Spinal muscular atrophy (SMA) is a relatively common neurodegenerative disease caused by homozygous loss of the survival motor neuron (SMN1) gene. The majority of SMA patients (96%) carry homozygous deletion or gene conversion of SMN1 into SMN2, which can be easily genetically tested. About 4% of SMA patients carry subtle mutations in SMN1 which needs sophisticated mutation screening analysis.

Hemophilia

Hemophilia is a bleeding disorder that slows the blood clotting process. The major types are Hemophilia A and B. Changes in the F8 gene are responsible for hemophilia A, while mutations in the F9 gene cause hemophilia B. Mutations in the F8 or F9 gene lead to the production of an abnormal version of coagulation factor VIII or coagulation factor IX, or reduce the amount of one of these proteins.

The two major forms of hemophilia occur much more commonly in males than in females.
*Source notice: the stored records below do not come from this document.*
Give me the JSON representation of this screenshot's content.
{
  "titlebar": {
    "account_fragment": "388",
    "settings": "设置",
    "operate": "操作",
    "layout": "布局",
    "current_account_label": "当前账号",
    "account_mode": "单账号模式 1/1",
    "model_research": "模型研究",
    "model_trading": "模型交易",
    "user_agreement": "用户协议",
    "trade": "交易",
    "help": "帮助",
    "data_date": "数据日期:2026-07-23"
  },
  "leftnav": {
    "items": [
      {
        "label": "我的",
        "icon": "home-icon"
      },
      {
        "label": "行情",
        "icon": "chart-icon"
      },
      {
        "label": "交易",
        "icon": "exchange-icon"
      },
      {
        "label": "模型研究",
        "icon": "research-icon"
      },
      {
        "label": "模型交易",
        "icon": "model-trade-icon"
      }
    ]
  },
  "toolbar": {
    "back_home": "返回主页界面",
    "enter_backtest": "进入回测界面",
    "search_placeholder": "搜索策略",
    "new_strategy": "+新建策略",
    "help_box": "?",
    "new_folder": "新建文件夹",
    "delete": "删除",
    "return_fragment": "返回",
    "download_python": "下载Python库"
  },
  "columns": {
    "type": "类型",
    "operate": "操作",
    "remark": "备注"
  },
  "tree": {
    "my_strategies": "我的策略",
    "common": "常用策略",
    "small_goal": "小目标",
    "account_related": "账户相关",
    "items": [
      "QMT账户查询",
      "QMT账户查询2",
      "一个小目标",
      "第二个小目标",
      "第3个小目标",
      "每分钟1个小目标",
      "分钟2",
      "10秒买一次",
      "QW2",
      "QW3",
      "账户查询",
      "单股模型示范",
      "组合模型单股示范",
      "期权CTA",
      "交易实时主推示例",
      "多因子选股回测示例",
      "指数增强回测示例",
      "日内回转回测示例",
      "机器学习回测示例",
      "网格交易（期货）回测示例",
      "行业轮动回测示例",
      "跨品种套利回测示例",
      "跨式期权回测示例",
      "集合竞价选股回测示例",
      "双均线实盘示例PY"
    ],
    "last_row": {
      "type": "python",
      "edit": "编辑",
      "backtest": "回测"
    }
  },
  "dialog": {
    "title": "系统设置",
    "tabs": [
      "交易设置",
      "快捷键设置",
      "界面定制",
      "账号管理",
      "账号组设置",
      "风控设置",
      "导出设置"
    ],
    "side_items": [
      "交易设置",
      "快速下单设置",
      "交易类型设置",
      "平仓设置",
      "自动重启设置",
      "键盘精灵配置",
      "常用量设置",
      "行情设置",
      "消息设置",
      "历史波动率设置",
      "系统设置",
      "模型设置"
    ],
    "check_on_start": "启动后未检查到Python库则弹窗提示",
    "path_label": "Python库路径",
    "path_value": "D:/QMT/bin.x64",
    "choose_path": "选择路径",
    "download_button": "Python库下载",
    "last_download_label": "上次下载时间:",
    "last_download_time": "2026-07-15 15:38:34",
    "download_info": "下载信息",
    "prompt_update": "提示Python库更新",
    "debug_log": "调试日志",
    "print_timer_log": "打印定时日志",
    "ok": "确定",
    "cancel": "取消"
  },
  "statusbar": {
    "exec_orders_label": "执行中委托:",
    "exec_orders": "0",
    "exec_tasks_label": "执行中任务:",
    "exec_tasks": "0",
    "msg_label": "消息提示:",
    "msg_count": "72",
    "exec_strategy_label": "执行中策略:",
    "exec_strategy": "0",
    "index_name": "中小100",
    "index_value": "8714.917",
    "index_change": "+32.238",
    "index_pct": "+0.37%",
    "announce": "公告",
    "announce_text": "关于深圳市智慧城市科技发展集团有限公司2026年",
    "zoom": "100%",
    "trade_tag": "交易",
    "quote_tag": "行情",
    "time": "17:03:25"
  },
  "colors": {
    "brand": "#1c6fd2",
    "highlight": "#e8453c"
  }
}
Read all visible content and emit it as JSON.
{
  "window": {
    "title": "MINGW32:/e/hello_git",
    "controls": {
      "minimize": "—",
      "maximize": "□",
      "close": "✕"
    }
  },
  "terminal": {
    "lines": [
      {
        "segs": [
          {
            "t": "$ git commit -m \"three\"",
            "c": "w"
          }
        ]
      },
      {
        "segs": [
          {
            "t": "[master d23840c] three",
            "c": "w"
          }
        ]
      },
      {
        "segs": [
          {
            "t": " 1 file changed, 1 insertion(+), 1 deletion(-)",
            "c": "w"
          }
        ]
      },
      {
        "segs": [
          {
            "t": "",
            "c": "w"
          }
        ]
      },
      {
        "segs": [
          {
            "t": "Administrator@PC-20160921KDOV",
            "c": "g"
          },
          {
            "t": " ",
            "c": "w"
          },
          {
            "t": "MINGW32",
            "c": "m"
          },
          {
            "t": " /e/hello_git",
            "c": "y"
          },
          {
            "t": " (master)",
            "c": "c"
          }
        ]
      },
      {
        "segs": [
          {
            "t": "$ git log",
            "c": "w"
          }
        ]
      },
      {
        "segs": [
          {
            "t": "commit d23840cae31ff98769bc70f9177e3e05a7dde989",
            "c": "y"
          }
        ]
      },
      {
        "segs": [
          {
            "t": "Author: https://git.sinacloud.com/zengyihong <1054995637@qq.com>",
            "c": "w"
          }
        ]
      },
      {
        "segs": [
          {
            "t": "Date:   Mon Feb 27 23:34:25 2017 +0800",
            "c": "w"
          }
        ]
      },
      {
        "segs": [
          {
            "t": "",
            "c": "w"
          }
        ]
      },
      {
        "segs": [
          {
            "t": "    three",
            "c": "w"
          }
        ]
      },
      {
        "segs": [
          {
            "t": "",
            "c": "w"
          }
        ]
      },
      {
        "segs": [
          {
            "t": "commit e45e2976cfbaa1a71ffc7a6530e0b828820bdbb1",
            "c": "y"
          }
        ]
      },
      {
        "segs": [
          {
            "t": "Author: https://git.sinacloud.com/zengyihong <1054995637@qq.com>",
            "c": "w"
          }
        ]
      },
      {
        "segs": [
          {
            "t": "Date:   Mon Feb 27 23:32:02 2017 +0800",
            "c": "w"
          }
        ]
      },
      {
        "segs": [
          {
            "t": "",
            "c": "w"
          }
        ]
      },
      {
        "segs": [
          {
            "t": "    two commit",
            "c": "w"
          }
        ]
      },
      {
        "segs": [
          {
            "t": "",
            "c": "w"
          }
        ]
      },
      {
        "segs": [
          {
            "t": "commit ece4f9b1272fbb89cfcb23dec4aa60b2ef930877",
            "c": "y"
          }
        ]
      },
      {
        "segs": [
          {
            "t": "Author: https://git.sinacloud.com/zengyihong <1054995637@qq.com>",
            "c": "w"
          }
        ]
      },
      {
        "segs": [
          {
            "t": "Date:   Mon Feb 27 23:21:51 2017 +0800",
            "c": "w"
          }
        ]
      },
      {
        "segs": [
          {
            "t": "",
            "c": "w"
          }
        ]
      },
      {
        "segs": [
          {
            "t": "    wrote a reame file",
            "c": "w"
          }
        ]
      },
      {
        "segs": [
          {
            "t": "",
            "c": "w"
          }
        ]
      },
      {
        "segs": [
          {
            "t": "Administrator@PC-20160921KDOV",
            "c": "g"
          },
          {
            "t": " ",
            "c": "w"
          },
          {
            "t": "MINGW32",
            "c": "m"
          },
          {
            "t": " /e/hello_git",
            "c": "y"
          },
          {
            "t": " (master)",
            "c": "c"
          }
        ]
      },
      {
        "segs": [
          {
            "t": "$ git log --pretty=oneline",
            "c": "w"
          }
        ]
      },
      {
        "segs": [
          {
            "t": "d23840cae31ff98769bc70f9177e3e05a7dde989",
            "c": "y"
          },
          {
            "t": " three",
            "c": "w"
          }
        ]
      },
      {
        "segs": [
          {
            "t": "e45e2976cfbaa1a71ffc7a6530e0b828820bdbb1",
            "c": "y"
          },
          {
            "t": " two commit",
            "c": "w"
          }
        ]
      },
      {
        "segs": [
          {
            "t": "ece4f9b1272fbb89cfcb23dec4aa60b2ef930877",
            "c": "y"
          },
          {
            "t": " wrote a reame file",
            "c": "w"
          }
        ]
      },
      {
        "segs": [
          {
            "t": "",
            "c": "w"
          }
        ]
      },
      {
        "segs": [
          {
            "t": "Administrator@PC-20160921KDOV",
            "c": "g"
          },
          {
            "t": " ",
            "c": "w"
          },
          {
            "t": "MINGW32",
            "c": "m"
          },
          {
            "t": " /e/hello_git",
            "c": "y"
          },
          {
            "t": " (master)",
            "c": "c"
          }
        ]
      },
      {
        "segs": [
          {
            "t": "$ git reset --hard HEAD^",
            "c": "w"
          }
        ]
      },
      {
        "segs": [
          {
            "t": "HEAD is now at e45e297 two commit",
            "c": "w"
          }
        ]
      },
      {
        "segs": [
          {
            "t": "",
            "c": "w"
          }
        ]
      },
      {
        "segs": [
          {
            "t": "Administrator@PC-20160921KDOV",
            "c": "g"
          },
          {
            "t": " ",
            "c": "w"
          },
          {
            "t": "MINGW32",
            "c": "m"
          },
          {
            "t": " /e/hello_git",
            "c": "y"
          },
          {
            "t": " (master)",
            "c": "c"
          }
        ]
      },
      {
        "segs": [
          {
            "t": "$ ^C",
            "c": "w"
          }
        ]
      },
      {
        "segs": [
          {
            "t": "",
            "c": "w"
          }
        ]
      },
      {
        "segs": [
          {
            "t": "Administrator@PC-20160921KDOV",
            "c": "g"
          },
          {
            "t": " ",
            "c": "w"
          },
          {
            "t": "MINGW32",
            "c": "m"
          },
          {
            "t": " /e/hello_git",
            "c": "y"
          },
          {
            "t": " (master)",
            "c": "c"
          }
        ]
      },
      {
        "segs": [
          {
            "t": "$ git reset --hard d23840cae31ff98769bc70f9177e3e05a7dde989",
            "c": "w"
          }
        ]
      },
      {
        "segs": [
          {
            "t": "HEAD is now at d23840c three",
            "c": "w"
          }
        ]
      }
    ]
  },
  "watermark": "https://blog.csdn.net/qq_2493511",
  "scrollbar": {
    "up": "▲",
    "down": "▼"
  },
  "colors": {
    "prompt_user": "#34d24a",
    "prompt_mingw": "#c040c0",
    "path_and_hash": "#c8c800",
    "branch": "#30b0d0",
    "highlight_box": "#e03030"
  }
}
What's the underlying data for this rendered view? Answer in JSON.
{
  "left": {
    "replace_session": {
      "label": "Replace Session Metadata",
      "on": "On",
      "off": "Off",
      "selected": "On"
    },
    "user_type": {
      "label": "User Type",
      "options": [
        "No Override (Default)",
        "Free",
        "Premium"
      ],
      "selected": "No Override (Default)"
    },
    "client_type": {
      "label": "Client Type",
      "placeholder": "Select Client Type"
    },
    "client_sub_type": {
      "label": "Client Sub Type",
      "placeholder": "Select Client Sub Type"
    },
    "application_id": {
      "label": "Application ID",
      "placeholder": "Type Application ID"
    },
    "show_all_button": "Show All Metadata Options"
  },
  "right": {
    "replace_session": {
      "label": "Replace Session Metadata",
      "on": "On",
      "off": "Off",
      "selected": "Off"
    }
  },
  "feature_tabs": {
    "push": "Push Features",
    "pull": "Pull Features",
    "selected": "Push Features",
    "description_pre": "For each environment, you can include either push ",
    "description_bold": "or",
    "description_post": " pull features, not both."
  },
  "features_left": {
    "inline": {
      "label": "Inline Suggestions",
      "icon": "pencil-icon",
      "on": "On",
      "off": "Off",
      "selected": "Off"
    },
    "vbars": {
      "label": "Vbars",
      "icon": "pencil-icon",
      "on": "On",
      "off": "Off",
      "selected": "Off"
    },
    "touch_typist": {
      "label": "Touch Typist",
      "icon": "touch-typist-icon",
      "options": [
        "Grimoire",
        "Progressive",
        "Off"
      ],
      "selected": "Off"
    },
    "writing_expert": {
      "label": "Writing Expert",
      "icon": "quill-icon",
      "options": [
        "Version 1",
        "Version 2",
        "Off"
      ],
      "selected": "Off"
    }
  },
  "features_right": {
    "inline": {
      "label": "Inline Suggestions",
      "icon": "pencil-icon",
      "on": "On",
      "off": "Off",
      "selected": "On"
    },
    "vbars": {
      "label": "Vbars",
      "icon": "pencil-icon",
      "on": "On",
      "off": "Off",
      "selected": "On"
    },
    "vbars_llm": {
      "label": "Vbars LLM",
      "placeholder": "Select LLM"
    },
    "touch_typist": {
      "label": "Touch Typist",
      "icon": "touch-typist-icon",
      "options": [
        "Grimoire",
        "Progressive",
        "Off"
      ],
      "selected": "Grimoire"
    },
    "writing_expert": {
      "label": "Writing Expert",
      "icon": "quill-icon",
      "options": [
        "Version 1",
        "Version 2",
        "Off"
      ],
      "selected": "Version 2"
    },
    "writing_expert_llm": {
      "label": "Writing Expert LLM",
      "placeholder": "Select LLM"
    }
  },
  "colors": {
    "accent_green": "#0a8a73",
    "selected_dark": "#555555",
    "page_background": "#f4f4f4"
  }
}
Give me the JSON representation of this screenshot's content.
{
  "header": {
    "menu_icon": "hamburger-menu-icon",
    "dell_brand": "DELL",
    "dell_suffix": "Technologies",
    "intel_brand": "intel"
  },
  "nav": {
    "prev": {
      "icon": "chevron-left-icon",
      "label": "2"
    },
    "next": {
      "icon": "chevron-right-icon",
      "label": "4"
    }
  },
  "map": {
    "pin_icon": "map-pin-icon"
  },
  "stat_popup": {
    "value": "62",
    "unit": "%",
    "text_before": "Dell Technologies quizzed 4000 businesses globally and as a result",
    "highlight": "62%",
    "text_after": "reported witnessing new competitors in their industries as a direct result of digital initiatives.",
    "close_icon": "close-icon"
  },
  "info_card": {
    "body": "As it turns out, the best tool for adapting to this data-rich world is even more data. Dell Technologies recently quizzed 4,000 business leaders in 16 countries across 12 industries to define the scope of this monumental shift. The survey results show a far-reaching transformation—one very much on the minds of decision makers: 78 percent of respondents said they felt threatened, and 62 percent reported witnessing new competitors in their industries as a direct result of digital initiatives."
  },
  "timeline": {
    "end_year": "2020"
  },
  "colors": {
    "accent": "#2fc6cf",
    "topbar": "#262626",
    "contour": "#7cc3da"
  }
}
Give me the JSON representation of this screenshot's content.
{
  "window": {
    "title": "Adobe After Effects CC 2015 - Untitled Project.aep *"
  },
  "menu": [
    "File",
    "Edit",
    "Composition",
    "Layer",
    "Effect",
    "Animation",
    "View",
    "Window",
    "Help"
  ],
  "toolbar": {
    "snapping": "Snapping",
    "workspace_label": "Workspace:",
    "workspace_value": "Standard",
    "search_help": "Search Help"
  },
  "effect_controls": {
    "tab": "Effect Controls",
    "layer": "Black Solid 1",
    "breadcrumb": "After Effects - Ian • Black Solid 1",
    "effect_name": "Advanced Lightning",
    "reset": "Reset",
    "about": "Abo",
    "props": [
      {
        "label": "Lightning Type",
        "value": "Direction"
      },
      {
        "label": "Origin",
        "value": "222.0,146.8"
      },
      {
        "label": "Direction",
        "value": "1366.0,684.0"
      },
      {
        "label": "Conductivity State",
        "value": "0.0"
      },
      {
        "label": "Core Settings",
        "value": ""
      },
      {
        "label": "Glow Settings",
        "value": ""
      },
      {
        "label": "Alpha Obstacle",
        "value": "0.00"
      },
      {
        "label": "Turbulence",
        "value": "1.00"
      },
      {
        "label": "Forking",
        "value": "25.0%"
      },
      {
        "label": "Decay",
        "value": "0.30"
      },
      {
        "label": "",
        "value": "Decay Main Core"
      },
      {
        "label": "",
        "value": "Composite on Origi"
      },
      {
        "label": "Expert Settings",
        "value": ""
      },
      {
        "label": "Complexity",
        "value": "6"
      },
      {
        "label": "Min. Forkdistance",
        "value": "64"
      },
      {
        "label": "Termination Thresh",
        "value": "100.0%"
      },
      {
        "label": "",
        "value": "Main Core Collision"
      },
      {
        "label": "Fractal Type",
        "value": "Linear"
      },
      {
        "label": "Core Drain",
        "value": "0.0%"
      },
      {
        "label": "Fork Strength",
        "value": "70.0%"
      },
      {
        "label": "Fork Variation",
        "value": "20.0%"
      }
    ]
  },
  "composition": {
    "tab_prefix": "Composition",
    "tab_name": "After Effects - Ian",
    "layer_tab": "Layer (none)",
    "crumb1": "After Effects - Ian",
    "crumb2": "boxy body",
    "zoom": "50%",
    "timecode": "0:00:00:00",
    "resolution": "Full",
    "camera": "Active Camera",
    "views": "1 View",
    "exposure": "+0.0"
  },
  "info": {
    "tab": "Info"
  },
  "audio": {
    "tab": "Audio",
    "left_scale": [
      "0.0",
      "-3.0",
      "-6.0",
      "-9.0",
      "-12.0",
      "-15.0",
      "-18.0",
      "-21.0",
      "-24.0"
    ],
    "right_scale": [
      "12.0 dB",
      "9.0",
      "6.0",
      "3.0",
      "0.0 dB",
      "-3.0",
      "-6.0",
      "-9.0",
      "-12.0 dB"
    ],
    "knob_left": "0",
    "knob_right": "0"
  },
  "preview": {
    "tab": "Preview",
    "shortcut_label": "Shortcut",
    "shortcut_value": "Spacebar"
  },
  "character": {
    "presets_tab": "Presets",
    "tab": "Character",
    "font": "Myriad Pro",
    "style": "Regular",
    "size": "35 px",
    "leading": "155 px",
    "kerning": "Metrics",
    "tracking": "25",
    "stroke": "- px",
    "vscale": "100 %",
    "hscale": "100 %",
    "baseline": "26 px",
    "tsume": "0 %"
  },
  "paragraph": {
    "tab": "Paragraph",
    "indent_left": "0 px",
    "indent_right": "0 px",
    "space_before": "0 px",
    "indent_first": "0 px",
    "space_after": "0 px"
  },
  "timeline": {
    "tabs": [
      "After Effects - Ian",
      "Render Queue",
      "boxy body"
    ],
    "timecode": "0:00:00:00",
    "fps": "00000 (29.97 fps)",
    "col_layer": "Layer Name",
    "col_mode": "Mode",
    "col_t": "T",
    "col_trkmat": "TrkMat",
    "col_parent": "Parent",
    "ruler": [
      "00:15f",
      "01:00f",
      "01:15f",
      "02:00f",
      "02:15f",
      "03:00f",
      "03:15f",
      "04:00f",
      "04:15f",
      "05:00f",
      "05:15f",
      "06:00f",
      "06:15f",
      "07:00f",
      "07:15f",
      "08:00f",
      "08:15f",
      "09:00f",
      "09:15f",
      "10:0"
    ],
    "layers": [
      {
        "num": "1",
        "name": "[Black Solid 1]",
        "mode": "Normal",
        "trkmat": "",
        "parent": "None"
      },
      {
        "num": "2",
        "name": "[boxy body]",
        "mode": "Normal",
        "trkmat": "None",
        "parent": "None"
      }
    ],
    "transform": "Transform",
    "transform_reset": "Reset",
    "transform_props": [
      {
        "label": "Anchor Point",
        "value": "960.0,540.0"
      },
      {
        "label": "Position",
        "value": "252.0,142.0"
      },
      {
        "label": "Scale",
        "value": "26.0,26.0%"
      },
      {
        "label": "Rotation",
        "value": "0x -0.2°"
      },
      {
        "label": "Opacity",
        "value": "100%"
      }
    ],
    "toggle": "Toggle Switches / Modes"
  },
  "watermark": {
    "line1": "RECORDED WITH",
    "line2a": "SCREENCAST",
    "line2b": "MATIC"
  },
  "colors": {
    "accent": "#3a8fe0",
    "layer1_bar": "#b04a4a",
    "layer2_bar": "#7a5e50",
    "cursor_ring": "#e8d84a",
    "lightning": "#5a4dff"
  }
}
Hemophilia A is the most common type of the condition; 1 in 4,000 to 1 in 5,000 males worldwide are born with this disorder. Hemophilia B occurs in approximately 1 in 20,000 newborn males worldwide.



One of the major reasons for the recurring pregnancy losses and IVF failures is a disorder occurring in the endometrium which mainly concerns abnormal gene expressions. Now using the procedure Endometrial Receptor Gene Assay (ERGA), it is possible to...

This is the prenatal genetic testing of foetal chromosomal aneuploidies from Mother’s Blood. We have the credit of being the first centre in the Indian subcontinent to develop in-house Non-Invasive Prenatal Testing (NIPT) which is 99.9% sensiti...

Pre-Implantation
Genetic Diagnosis (PGD)

PGD for Chromosomal Translocations: Preimplantation Genetic Diagnosis (PGD) – done on embryos created after IVF wherein the genetic diagnosis...

Pre-Implantation Genetic Screening (PGS)

24 chromosome PGS Pre-Implantation Genetic Screening (PGS) involves a process of screening of embryos in the course of In Vitro Fertilization (IVF). ...

  • cytogenetics

    Cytogenetics refers to the study of chromosome content in a cell. Argenomics has a fully equipped Cytogenetics lab with automated Karyotyping and FISH software. A complete Karyotype including structural chromosomal abnormalities and micro-deletions can be obtained using this facility. FISH is only performed on selected chromosomes. Cytogenetic studies can be done on a variety of samples like Peripheral blood, Amniotic fluid, CVS, and products of conception.

  • Hereditary Disease

    Targeted Mutation Screening  is a diagnostic tool completed through blood test that identifies the mutated gene or genes causing a genetic disease in your family. The identification of a gene mutations allows for further steps to be taken to prevent the passing on of the condition to future generations and may aid in the improvement of treatment of an affected individual. In most cases, after identifying the cause of genetic disease the couples can go with a Pre-Implantation Genetic Diagnosis (PGD) for Single Gene Disorders, a genetic test...

  • REPRODUCTIVE GENETICS

    Preconception genetic testing Pre-Implantation Genetic Screening (PGS) involves a process of screening of embryos in the course of In Vitro Fertilization (IVF). This helps to identify abnormalities in the chromosomes occurring due to aneuploidy. The main reason for recurrent IVF failures and in turn pregnancy losses is the higher risk of chromosomal errors that happ...